◆ TASK PROMPT
Write the listing out again in full. Every character must match.

==== MATERIAL SHOWN ====

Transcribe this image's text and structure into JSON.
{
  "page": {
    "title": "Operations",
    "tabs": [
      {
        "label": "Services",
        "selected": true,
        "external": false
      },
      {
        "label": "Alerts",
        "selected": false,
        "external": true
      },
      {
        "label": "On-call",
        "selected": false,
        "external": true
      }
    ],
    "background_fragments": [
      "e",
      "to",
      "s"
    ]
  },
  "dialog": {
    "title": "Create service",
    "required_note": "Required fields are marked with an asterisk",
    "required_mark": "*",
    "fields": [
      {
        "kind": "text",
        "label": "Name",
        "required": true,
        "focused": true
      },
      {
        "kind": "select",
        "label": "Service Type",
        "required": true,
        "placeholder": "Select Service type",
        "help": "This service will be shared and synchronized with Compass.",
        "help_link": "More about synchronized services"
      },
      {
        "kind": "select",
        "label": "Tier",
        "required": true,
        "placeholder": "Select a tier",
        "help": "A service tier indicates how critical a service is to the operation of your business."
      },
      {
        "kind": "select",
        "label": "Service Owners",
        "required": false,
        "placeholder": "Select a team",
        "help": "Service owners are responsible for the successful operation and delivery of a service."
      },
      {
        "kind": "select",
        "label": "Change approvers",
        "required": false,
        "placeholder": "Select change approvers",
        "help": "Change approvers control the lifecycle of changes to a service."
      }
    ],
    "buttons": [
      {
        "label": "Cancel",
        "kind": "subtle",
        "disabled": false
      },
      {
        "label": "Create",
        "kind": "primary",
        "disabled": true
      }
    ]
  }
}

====

◆ RESULT
Transcribe this image's text and structure into JSON.
{
  "page": {
    "title": "Operations",
    "tabs": [
      {
        "label": "Services",
        "selected": true,
        "external": false
      },
      {
        "label": "Alerts",
        "selected": false,
        "external": true
      },
      {
        "label": "On-call",
        "selected": false,
        "external": true
      }
    ],
    "background_fragments": [
      "e",
      "to",
      "s"
    ]
  },
  "dialog": {
    "title": "Create service",
    "required_note": "Required fields are marked with an asterisk",
    "required_mark": "*",
    "fields": [
      {
        "kind": "text",
        "label": "Name",
        "required": true,
        "focused": true
      },
      {
        "kind": "select",
        "label": "Service Type",
        "required": true,
        "placeholder": "Select Service type",
        "help": "This service will be shared and synchronized with Compass.",
        "help_link": "More about synchronized services"
      },
      {
        "kind": "select",
        "label": "Tier",
        "required": true,
        "placeholder": "Select a tier",
        "help": "A service tier indicates how critical a service is to the operation of your business."
      },
      {
        "kind": "select",
        "label": "Service Owners",
        "required": false,
        "placeholder": "Select a team",
        "help": "Service owners are responsible for the successful operation and delivery of a service."
      },
      {
        "kind": "select",
        "label": "Change approvers",
        "required": false,
        "placeholder": "Select change approvers",
        "help": "Change approvers control the lifecycle of changes to a service."
      }
    ],
    "buttons": [
      {
        "label": "Cancel",
        "kind": "subtle",
        "disabled": false
      },
      {
        "label": "Create",
        "kind": "primary",
        "disabled": true
      }
    ]
  }
}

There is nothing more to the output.